Tony Blair has warned the food industry to take action over junk food adverts or face a government crackdown.
In a keynote speech on public health, the Prime Minister said the food companies had until next year to show they could regulate their own ads.
He added: ‘We are working on a code with the food industry on limiting the advertising of junk food to children. But if by 2007 the voluntary code hasn’t worked, we will make it mandatory.’
Broadcast regulator Ofcom has been consulting with the food industry over ways to limit children’s exposure to junk food ads. It’s proposing to curb junk food ads only during children’s TV programmes.
But following research into when children watch TV, Which? has called for a complete pre-9pm ban on junk food ads – a position shared by the government’s food watchdog, the Food Standards Agency.

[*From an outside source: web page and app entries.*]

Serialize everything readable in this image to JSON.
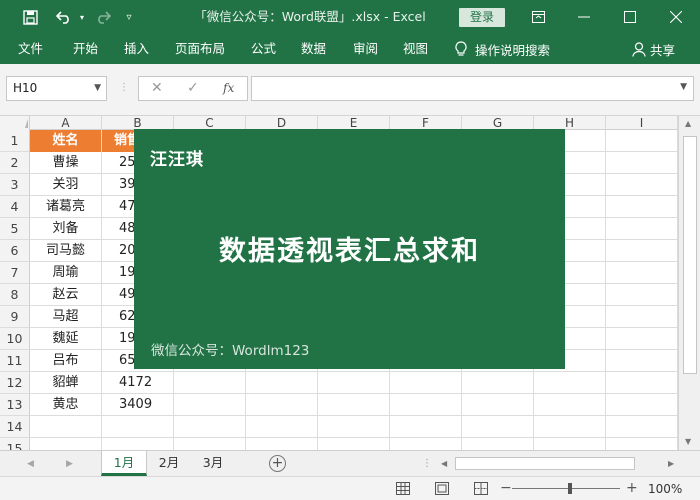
{
  "titlebar": {
    "save_icon": "save-icon",
    "undo_icon": "undo-icon",
    "redo_icon": "redo-icon",
    "customize_icon": "customize-quick-access-icon",
    "title": "「微信公众号：Word联盟」.xlsx  -  Excel",
    "login": "登录",
    "ribbon_display_icon": "ribbon-display-options-icon",
    "minimize_icon": "minimize-icon",
    "maximize_icon": "maximize-icon",
    "close_icon": "close-icon"
  },
  "menu": {
    "items": [
      "文件",
      "开始",
      "插入",
      "页面布局",
      "公式",
      "数据",
      "审阅",
      "视图"
    ],
    "search_label": "操作说明搜索",
    "share_label": "共享"
  },
  "formula_bar": {
    "name_box": "H10",
    "fx_label": "fx",
    "formula_value": ""
  },
  "grid": {
    "columns": [
      "A",
      "B",
      "C",
      "D",
      "E",
      "F",
      "G",
      "H",
      "I"
    ],
    "rows": [
      "1",
      "2",
      "3",
      "4",
      "5",
      "6",
      "7",
      "8",
      "9",
      "10",
      "11",
      "12",
      "13",
      "14",
      "15"
    ],
    "header": [
      "姓名",
      "销售"
    ],
    "data": [
      [
        "曹操",
        "25"
      ],
      [
        "关羽",
        "39"
      ],
      [
        "诸葛亮",
        "47"
      ],
      [
        "刘备",
        "48"
      ],
      [
        "司马懿",
        "20"
      ],
      [
        "周瑜",
        "19"
      ],
      [
        "赵云",
        "49"
      ],
      [
        "马超",
        "62"
      ],
      [
        "魏延",
        "19"
      ],
      [
        "吕布",
        "65"
      ],
      [
        "貂蝉",
        "4172"
      ],
      [
        "黄忠",
        "3409"
      ]
    ]
  },
  "overlay": {
    "author": "汪汪琪",
    "headline": "数据透视表汇总求和",
    "footer": "微信公众号：Wordlm123"
  },
  "sheets": {
    "tabs": [
      "1月",
      "2月",
      "3月"
    ],
    "active": "1月"
  },
  "status": {
    "zoom": "100%",
    "zoom_minus": "−",
    "zoom_plus": "+"
  },
  "colors": {
    "brand": "#217346",
    "header_fill": "#ed7d31"
  }
}
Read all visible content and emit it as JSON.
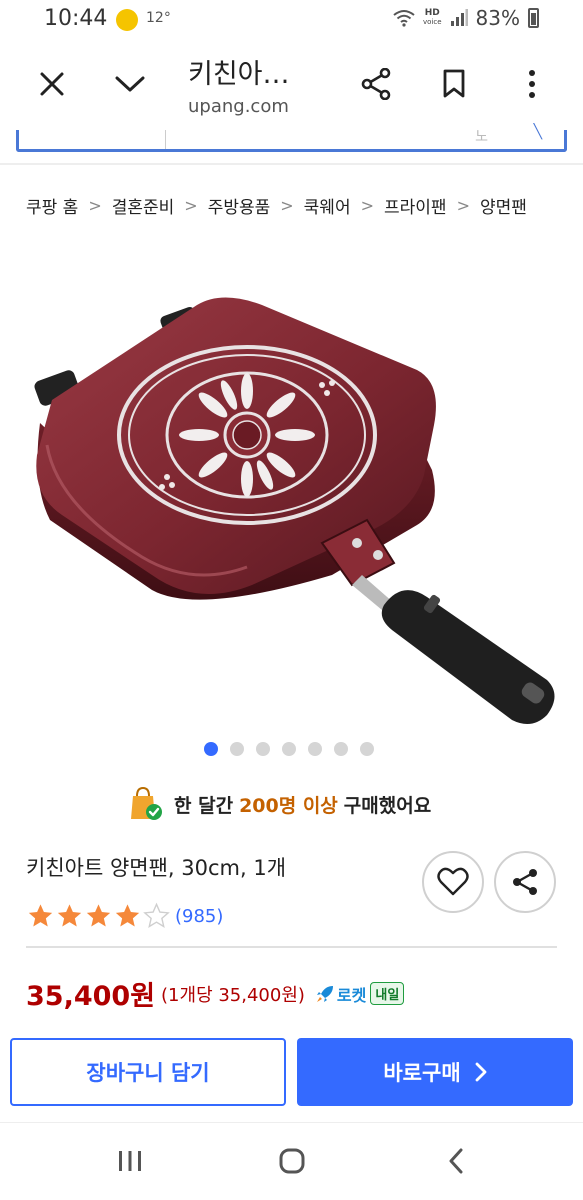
{
  "status_bar": {
    "time": "10:44",
    "notification": "12°",
    "hd_label": "HD",
    "volte_label": "voice",
    "battery": "83%"
  },
  "browser": {
    "title": "키친아…",
    "url": "upang.com",
    "search_partial_text": "노"
  },
  "breadcrumb": [
    "쿠팡 홈",
    "결혼준비",
    "주방용품",
    "쿡웨어",
    "프라이팬",
    "양면팬"
  ],
  "gallery": {
    "total_images": 7,
    "current_index": 1
  },
  "purchase_info": {
    "prefix": "한 달간",
    "count": "200명 이상",
    "suffix": "구매했어요"
  },
  "product": {
    "title": "키친아트 양면팬, 30cm, 1개",
    "rating": 4,
    "max_rating": 5,
    "review_count": "(985)"
  },
  "pricing": {
    "price": "35,400원",
    "unit_price": "(1개당 35,400원)",
    "rocket_label": "로켓",
    "delivery_badge": "내일"
  },
  "actions": {
    "cart_label": "장바구니 담기",
    "buy_label": "바로구매"
  },
  "colors": {
    "accent": "#346aff",
    "price": "#ae0000",
    "highlight": "#c46100",
    "star": "#f5883a"
  }
}
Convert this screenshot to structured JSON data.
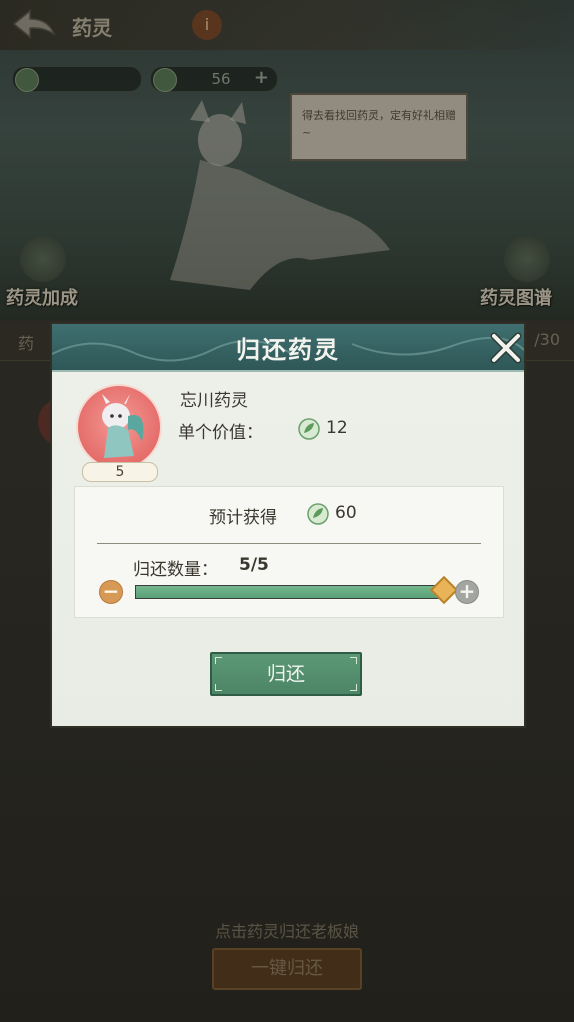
{
  "header": {
    "title": "药灵",
    "info_badge": "i"
  },
  "resources": {
    "secondary_value": "56",
    "plus": "+"
  },
  "scene": {
    "speech": "得去看找回药灵，定有好礼相赠~",
    "left_label": "药灵加成",
    "right_label": "药灵图谱"
  },
  "list": {
    "left_label": "药",
    "right_label": "/30"
  },
  "modal": {
    "title": "归还药灵",
    "close_icon": "close-icon",
    "spirit": {
      "name": "忘川药灵",
      "count": "5",
      "unit_value_label": "单个价值：",
      "unit_value": "12"
    },
    "expected": {
      "label": "预计获得",
      "value": "60"
    },
    "quantity": {
      "label": "归还数量：",
      "value": "5/5",
      "current": 5,
      "max": 5,
      "minus": "−",
      "plus": "+"
    },
    "return_button": "归还",
    "colors": {
      "header": "#3f6f70",
      "accent_green": "#5aa077",
      "button_green": "#4c8566",
      "minus_orange": "#d79a56"
    }
  },
  "footer": {
    "hint": "点击药灵归还老板娘",
    "return_all_button": "一键归还"
  }
}
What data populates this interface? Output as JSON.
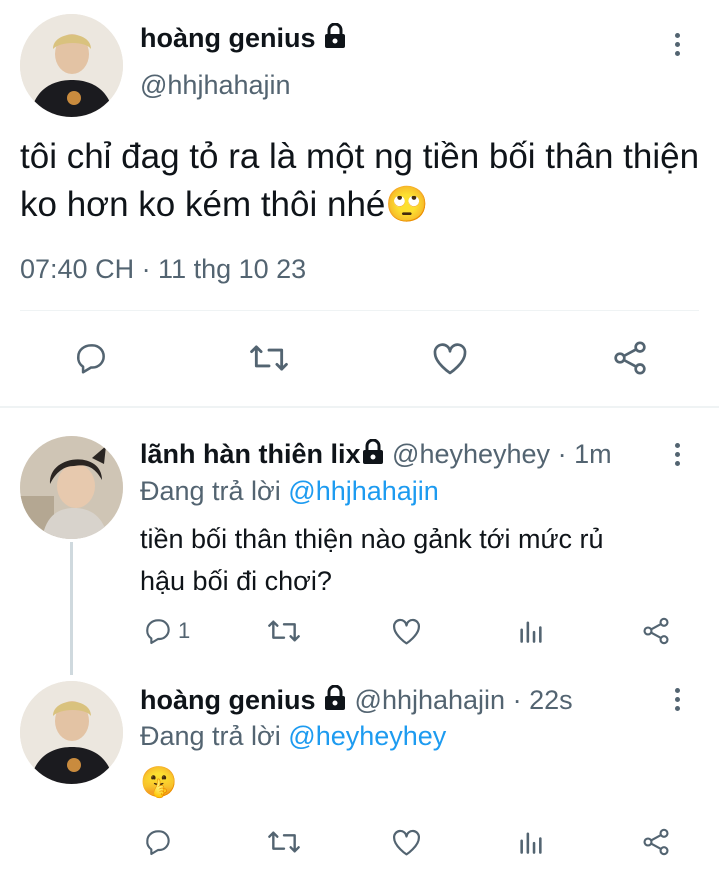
{
  "main_tweet": {
    "display_name": "hoàng genius",
    "handle": "@hhjhahajin",
    "text": "tôi chỉ đag tỏ ra là một ng tiền bối thân thiện ko hơn ko kém thôi nhé🙄",
    "timestamp": "07:40 CH · 11 thg 10 23",
    "actions": [
      "reply-icon",
      "retweet-icon",
      "like-icon",
      "share-icon"
    ]
  },
  "replies": [
    {
      "display_name": "lãnh hàn thiên lix",
      "handle": "@heyheyhey",
      "time": "· 1m",
      "replying_prefix": "Đang trả lời",
      "replying_to": "@hhjhahajin",
      "text_line1": "tiền bối thân thiện nào gảnk tới mức rủ",
      "text_line2": "hậu bối đi chơi?",
      "reply_count": "1"
    },
    {
      "display_name": "hoàng genius",
      "handle": "@hhjhahajin",
      "time": "· 22s",
      "replying_prefix": "Đang trả lời",
      "replying_to": "@heyheyhey",
      "text": "🤫",
      "reply_count": ""
    }
  ],
  "colors": {
    "text": "#0f1419",
    "secondary": "#536471",
    "accent": "#1d9bf0",
    "divider": "#eff3f4"
  }
}
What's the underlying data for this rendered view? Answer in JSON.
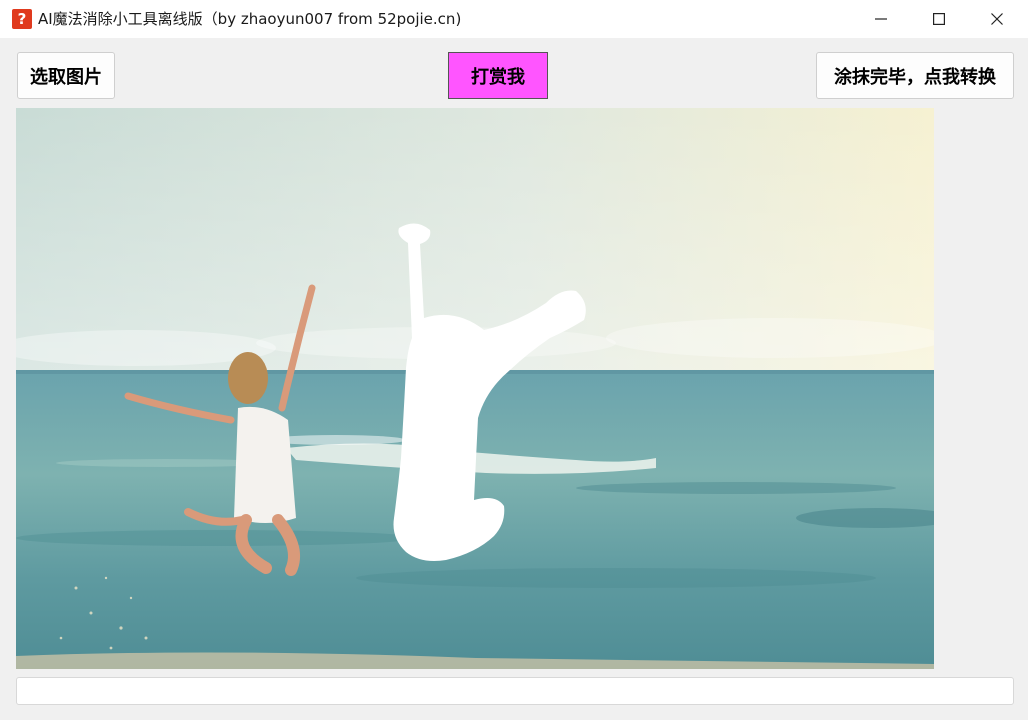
{
  "window": {
    "title": "AI魔法消除小工具离线版（by zhaoyun007 from 52pojie.cn)",
    "icon": "question-mark-icon",
    "icon_glyph": "?",
    "controls": {
      "minimize_icon": "minimize-icon",
      "maximize_icon": "maximize-icon",
      "close_icon": "close-icon"
    }
  },
  "toolbar": {
    "select_image_label": "选取图片",
    "donate_label": "打赏我",
    "convert_label": "涂抹完毕，点我转换"
  },
  "colors": {
    "donate_button": "#ff55ff",
    "mask": "#ffffff",
    "sky": "#dfe8e0",
    "sea": "#5e9ca2"
  },
  "status": {
    "text": ""
  }
}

Mr Blair also said consumers wanted a ‘single clear system’ of food labelling so that shoppers could make healthy choices.
Asda, Boots, the Co-op, Sainsbury’s and Waitrose have indicated they will use a labelling system formulated by the Food Standards Agency, but other major food manufacturers and stores, including Tesco, have snubbed the scheme and created their own.
Mr Blair warned: ‘It will be much better if the industry comes together voluntarily around this scheme but, once again, we are prepared to act if the voluntary system does not work.’
Which? welcomed Mr Blair’s warning to the food industry. Nick Stace, Director of Campaigns at Which?, said: ‘The Prime Minister is right to emphasise the importance of everyone playing their part in creating a healthier nation. Real action is required to reduce the personal tragedies as well as the national blight on public health that the obesity time-bomb has created.
‘Children are still exposed to unrelenting marketing and promotion of unhealthy foods from an industry that has yet to show it can act responsibly. Today’s warning to industry to play their part in tackling the nation’s biggest public health challenge or face the legislative stick should be the wake-up call the industry needs.’